A person receives an HIV test in Vietnam. Photo by UNAIDS.
Vietnam has a rate of HIV-infected people receiving anti-retroviral (ARV) treatment with a viral load below the inhibitory threshold reaching 96 percent, contributing to reducing community HIV infection, Long told a meeting of the National Assembly’s Committee on Social Affairs on Tuesday.
Over the past 10 years, Vietnam has kept the community HIV infection rate below 0.3 percent.
According to the United States Agency for International Development (USAID), since 2000 the country has deployed preventive measures to stop 400,000 people from being infected with HIV while 150,000 received treatment that prevented death from AIDS.

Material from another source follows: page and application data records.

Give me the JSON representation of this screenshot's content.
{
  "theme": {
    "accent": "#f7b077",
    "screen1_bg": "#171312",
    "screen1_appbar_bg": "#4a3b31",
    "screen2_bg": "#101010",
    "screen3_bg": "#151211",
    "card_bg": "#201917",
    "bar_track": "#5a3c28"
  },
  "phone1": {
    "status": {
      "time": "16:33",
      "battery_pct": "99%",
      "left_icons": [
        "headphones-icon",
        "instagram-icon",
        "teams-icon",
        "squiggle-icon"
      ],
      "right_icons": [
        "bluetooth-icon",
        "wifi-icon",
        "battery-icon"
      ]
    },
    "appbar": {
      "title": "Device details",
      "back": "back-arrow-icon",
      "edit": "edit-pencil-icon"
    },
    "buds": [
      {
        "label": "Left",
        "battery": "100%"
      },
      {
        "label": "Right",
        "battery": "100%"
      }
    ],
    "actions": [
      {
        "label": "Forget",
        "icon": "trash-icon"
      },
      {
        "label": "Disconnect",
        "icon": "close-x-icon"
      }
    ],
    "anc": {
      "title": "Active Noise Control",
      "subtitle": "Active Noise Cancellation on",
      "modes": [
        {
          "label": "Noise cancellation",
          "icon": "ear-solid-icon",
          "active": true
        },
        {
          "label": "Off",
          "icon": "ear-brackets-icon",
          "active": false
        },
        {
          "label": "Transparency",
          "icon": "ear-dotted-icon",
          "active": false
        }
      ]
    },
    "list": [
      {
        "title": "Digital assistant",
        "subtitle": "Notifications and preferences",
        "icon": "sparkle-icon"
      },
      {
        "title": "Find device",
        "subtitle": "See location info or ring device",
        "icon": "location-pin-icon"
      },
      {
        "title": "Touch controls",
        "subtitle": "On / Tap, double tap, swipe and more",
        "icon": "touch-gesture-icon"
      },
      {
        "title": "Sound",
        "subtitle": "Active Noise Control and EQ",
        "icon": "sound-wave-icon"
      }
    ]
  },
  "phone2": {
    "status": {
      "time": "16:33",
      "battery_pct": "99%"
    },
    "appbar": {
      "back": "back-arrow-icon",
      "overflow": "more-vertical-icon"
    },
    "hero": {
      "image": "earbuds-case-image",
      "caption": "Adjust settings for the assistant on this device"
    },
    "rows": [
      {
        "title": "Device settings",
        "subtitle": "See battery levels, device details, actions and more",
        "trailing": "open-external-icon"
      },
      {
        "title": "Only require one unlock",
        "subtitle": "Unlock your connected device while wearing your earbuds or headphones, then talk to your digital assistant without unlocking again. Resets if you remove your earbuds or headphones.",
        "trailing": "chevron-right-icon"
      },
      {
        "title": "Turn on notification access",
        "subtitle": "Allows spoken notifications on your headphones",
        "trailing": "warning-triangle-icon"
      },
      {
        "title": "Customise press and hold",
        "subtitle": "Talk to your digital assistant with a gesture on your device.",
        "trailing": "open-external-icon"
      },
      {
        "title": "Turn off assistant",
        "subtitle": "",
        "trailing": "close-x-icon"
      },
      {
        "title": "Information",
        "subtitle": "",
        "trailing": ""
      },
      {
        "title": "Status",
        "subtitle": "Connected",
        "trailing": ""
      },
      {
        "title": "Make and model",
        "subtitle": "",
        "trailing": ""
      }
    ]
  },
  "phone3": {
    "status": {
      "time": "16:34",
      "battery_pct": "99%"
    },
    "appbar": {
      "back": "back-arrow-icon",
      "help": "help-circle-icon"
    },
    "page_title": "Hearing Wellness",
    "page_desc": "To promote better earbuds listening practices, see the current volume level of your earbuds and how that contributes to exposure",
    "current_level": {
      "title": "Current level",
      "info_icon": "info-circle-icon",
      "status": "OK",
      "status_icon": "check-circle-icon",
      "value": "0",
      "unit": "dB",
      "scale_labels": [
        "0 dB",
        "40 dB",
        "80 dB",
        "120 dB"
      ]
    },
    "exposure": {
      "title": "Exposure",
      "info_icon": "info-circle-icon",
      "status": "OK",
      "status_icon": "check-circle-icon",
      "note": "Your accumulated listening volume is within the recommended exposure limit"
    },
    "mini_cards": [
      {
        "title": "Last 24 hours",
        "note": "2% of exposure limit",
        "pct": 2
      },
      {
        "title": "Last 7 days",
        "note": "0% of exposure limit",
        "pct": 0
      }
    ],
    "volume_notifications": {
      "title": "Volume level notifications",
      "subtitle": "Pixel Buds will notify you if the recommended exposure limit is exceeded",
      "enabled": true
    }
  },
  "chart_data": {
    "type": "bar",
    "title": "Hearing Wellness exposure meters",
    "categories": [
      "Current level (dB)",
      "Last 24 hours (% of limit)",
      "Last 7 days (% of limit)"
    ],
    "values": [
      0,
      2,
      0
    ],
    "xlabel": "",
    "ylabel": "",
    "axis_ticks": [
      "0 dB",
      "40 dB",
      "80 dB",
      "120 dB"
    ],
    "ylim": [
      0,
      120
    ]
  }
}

According to statistics from Vietnam’s health ministry, around 250,000 HIV patients are still alive, but only 210,000 know their HIV status.
In 2014, Vietnam became the first country in Asia to adopt the 90-90-90 targets set by the Joint United Nations Program on HIV/AIDS, under which by 2020, 90 percent of those living with HIV would know their HIV status; 90 percent of people who know their status are on HIV treatment; and 90 percent of all patients on treatment would have undetectable levels of HIV in their bodies.
USAID first supported HIV/AIDS programs in Vietnam in the mid-1990s.
Achieving many positive achievements in HIV/AIDS prevention and control, however, this work still has some shortcomings, Long said.
The current law still has many limitations, with no specific regulation on who is entitled to access information about HIV-infected people, which can help spread the disease, VNS reported.
Therefore, the draft law adds more people who can access information about HIV-infected people to ensure the benefits of HIV-infected people in their treatment, payment of medical examination and treatment costs as well as preventing infection risks of HIV for people taking care of and treating the patients.
“The head and the person who was assigned to monitor the HIV/AIDS pandemic under a competent State agency on HIV/AIDS prevention and control at all levels” will be notified of the HIV test results for statistics and assessment the risk of HIV infection in the community, the draft reads.
|Permanent Deputy Chairwoman of the National Assembly Tong Thi Phong (standing) gives a speech at the meeting in Hanoi.|
Vietnam has been struggling to find funds for its HIV/AIDS programs after foreign donors started to pull out when it achieved middle-income status. These funds are expected to dry up completely by the end of this year.
By then, drugs are scheduled to be provided under Vietnam’s health insurance system.
According to experts in the field, the lowest cost for treatment for one HIV patient per year exceeds VND4 million ($172), but for those who are drug-resistant, the cost can be seven to eight times higher.
Drug resistance rises because people halt treatment halfway or do not follow the assigned treatment regimen.